EXERCISE DIRECTIONS: Every record is to be printed exactly as it appears.
*** Begin section ***
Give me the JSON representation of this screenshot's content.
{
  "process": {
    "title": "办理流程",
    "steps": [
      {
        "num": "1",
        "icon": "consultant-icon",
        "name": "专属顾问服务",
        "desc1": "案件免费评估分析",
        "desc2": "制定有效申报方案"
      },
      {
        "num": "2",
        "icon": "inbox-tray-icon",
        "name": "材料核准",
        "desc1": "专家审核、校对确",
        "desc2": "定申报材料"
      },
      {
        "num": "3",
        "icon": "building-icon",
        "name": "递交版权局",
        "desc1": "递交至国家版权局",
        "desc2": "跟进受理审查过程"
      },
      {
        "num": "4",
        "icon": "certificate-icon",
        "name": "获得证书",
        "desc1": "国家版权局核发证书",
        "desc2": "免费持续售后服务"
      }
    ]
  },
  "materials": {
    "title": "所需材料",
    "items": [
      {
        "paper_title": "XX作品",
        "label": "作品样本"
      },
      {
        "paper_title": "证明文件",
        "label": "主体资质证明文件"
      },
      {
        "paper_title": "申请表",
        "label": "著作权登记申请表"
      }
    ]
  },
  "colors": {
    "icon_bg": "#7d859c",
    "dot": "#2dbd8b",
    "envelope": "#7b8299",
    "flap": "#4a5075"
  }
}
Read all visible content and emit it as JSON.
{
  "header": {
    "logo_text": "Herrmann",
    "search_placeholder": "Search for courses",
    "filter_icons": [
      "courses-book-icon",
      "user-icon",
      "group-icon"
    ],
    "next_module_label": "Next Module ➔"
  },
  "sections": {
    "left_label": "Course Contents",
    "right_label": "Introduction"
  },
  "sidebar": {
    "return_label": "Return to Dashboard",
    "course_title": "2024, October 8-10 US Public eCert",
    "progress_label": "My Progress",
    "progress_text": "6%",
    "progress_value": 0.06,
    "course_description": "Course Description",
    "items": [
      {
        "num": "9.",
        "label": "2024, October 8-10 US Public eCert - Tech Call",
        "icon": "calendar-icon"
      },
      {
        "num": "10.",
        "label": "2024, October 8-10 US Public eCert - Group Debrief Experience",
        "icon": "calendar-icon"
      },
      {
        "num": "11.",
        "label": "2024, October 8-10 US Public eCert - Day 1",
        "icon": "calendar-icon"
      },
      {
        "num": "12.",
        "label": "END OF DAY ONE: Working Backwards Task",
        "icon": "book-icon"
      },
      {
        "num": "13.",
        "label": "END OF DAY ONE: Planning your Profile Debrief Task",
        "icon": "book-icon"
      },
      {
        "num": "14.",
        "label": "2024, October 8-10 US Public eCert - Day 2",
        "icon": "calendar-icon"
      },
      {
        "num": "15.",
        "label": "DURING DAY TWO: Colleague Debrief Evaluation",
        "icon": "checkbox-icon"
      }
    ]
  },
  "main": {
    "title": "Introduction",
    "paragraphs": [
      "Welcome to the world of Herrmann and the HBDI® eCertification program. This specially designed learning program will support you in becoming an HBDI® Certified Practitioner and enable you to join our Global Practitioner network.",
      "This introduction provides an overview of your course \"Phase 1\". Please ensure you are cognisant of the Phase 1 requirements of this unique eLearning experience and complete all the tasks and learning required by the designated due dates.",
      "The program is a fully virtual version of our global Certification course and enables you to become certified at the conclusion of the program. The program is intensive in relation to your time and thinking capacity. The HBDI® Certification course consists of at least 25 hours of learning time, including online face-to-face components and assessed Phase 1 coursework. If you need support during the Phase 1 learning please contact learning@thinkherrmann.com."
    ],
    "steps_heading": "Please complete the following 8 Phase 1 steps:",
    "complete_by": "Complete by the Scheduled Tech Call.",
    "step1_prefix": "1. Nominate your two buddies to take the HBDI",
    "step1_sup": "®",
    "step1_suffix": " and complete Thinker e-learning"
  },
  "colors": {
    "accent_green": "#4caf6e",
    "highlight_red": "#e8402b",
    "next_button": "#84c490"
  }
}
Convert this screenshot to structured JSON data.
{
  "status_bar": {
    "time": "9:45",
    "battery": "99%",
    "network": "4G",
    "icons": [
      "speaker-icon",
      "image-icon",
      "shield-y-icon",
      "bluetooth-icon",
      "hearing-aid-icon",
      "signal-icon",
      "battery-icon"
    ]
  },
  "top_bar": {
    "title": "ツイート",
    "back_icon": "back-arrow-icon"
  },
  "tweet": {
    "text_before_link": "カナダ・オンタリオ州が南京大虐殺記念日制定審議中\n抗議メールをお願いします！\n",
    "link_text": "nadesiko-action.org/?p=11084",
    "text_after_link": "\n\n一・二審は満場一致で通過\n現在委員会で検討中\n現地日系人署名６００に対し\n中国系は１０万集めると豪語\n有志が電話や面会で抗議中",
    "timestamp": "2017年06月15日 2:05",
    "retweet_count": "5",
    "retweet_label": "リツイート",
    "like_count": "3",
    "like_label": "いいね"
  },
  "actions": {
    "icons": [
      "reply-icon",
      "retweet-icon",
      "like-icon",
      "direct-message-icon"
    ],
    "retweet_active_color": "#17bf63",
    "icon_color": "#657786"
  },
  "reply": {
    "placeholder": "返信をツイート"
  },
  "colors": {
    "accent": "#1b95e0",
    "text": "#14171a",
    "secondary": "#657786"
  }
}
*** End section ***
RESULT OF THE TASK:
Give me the JSON representation of this screenshot's content.
{
  "process": {
    "title": "办理流程",
    "steps": [
      {
        "num": "1",
        "icon": "consultant-icon",
        "name": "专属顾问服务",
        "desc1": "案件免费评估分析",
        "desc2": "制定有效申报方案"
      },
      {
        "num": "2",
        "icon": "inbox-tray-icon",
        "name": "材料核准",
        "desc1": "专家审核、校对确",
        "desc2": "定申报材料"
      },
      {
        "num": "3",
        "icon": "building-icon",
        "name": "递交版权局",
        "desc1": "递交至国家版权局",
        "desc2": "跟进受理审查过程"
      },
      {
        "num": "4",
        "icon": "certificate-icon",
        "name": "获得证书",
        "desc1": "国家版权局核发证书",
        "desc2": "免费持续售后服务"
      }
    ]
  },
  "materials": {
    "title": "所需材料",
    "items": [
      {
        "paper_title": "XX作品",
        "label": "作品样本"
      },
      {
        "paper_title": "证明文件",
        "label": "主体资质证明文件"
      },
      {
        "paper_title": "申请表",
        "label": "著作权登记申请表"
      }
    ]
  },
  "colors": {
    "icon_bg": "#7d859c",
    "dot": "#2dbd8b",
    "envelope": "#7b8299",
    "flap": "#4a5075"
  }
}
Read all visible content and emit it as JSON.
{
  "header": {
    "logo_text": "Herrmann",
    "search_placeholder": "Search for courses",
    "filter_icons": [
      "courses-book-icon",
      "user-icon",
      "group-icon"
    ],
    "next_module_label": "Next Module ➔"
  },
  "sections": {
    "left_label": "Course Contents",
    "right_label": "Introduction"
  },
  "sidebar": {
    "return_label": "Return to Dashboard",
    "course_title": "2024, October 8-10 US Public eCert",
    "progress_label": "My Progress",
    "progress_text": "6%",
    "progress_value": 0.06,
    "course_description": "Course Description",
    "items": [
      {
        "num": "9.",
        "label": "2024, October 8-10 US Public eCert - Tech Call",
        "icon": "calendar-icon"
      },
      {
        "num": "10.",
        "label": "2024, October 8-10 US Public eCert - Group Debrief Experience",
        "icon": "calendar-icon"
      },
      {
        "num": "11.",
        "label": "2024, October 8-10 US Public eCert - Day 1",
        "icon": "calendar-icon"
      },
      {
        "num": "12.",
        "label": "END OF DAY ONE: Working Backwards Task",
        "icon": "book-icon"
      },
      {
        "num": "13.",
        "label": "END OF DAY ONE: Planning your Profile Debrief Task",
        "icon": "book-icon"
      },
      {
        "num": "14.",
        "label": "2024, October 8-10 US Public eCert - Day 2",
        "icon": "calendar-icon"
      },
      {
        "num": "15.",
        "label": "DURING DAY TWO: Colleague Debrief Evaluation",
        "icon": "checkbox-icon"
      }
    ]
  },
  "main": {
    "title": "Introduction",
    "paragraphs": [
      "Welcome to the world of Herrmann and the HBDI® eCertification program. This specially designed learning program will support you in becoming an HBDI® Certified Practitioner and enable you to join our Global Practitioner network.",
      "This introduction provides an overview of your course \"Phase 1\". Please ensure you are cognisant of the Phase 1 requirements of this unique eLearning experience and complete all the tasks and learning required by the designated due dates.",
      "The program is a fully virtual version of our global Certification course and enables you to become certified at the conclusion of the program. The program is intensive in relation to your time and thinking capacity. The HBDI® Certification course consists of at least 25 hours of learning time, including online face-to-face components and assessed Phase 1 coursework. If you need support during the Phase 1 learning please contact learning@thinkherrmann.com."
    ],
    "steps_heading": "Please complete the following 8 Phase 1 steps:",
    "complete_by": "Complete by the Scheduled Tech Call.",
    "step1_prefix": "1. Nominate your two buddies to take the HBDI",
    "step1_sup": "®",
    "step1_suffix": " and complete Thinker e-learning"
  },
  "colors": {
    "accent_green": "#4caf6e",
    "highlight_red": "#e8402b",
    "next_button": "#84c490"
  }
}
Convert this screenshot to structured JSON data.
{
  "status_bar": {
    "time": "9:45",
    "battery": "99%",
    "network": "4G",
    "icons": [
      "speaker-icon",
      "image-icon",
      "shield-y-icon",
      "bluetooth-icon",
      "hearing-aid-icon",
      "signal-icon",
      "battery-icon"
    ]
  },
  "top_bar": {
    "title": "ツイート",
    "back_icon": "back-arrow-icon"
  },
  "tweet": {
    "text_before_link": "カナダ・オンタリオ州が南京大虐殺記念日制定審議中\n抗議メールをお願いします！\n",
    "link_text": "nadesiko-action.org/?p=11084",
    "text_after_link": "\n\n一・二審は満場一致で通過\n現在委員会で検討中\n現地日系人署名６００に対し\n中国系は１０万集めると豪語\n有志が電話や面会で抗議中",
    "timestamp": "2017年06月15日 2:05",
    "retweet_count": "5",
    "retweet_label": "リツイート",
    "like_count": "3",
    "like_label": "いいね"
  },
  "actions": {
    "icons": [
      "reply-icon",
      "retweet-icon",
      "like-icon",
      "direct-message-icon"
    ],
    "retweet_active_color": "#17bf63",
    "icon_color": "#657786"
  },
  "reply": {
    "placeholder": "返信をツイート"
  },
  "colors": {
    "accent": "#1b95e0",
    "text": "#14171a",
    "secondary": "#657786"
  }
}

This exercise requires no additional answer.